**Problem to solve**
Where the records hold the string "value", show the whole line it sits on.
....
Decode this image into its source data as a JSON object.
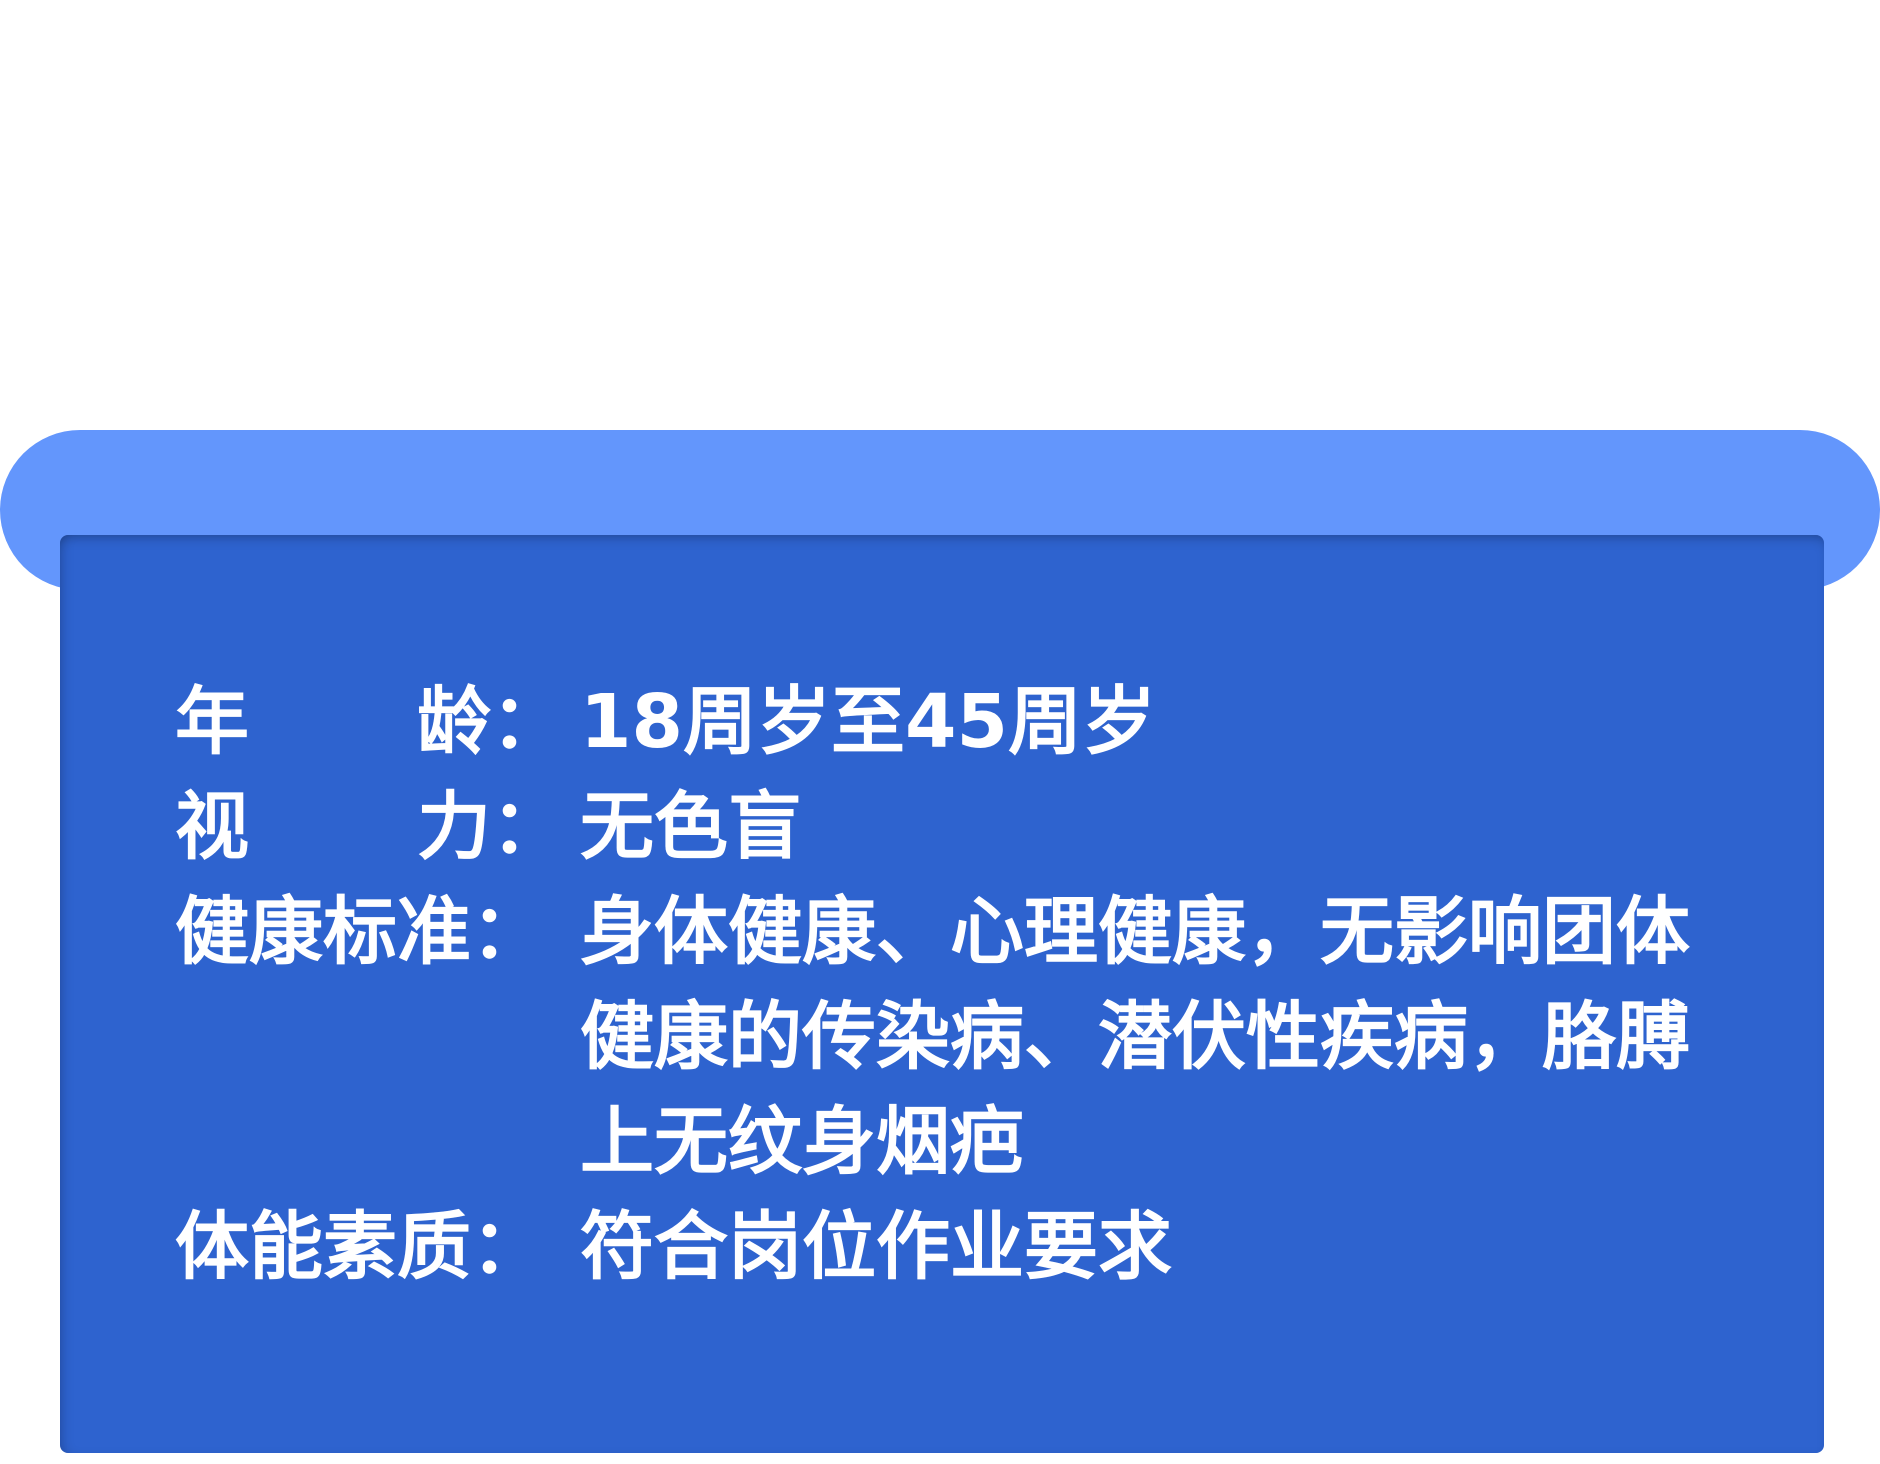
{
  "requirements": [
    {
      "label_a": "年",
      "label_b": "龄：",
      "value": "18周岁至45周岁"
    },
    {
      "label_a": "视",
      "label_b": "力：",
      "value": "无色盲"
    },
    {
      "label": "健康标准：",
      "value": "身体健康、心理健康，无影响团体健康的传染病、潜伏性疾病，胳膊上无纹身烟疤"
    },
    {
      "label": "体能素质：",
      "value": "符合岗位作业要求"
    }
  ],
  "colors": {
    "tab": "#6396fc",
    "card": "#2e63cf",
    "text": "#ffffff"
  }
}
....
**Solution to the exercise**
      "value": "18周岁至45周岁"
      "value": "无色盲"
      "value": "身体健康、心理健康，无影响团体健康的传染病、潜伏性疾病，胳膊上无纹身烟疤"
      "value": "符合岗位作业要求"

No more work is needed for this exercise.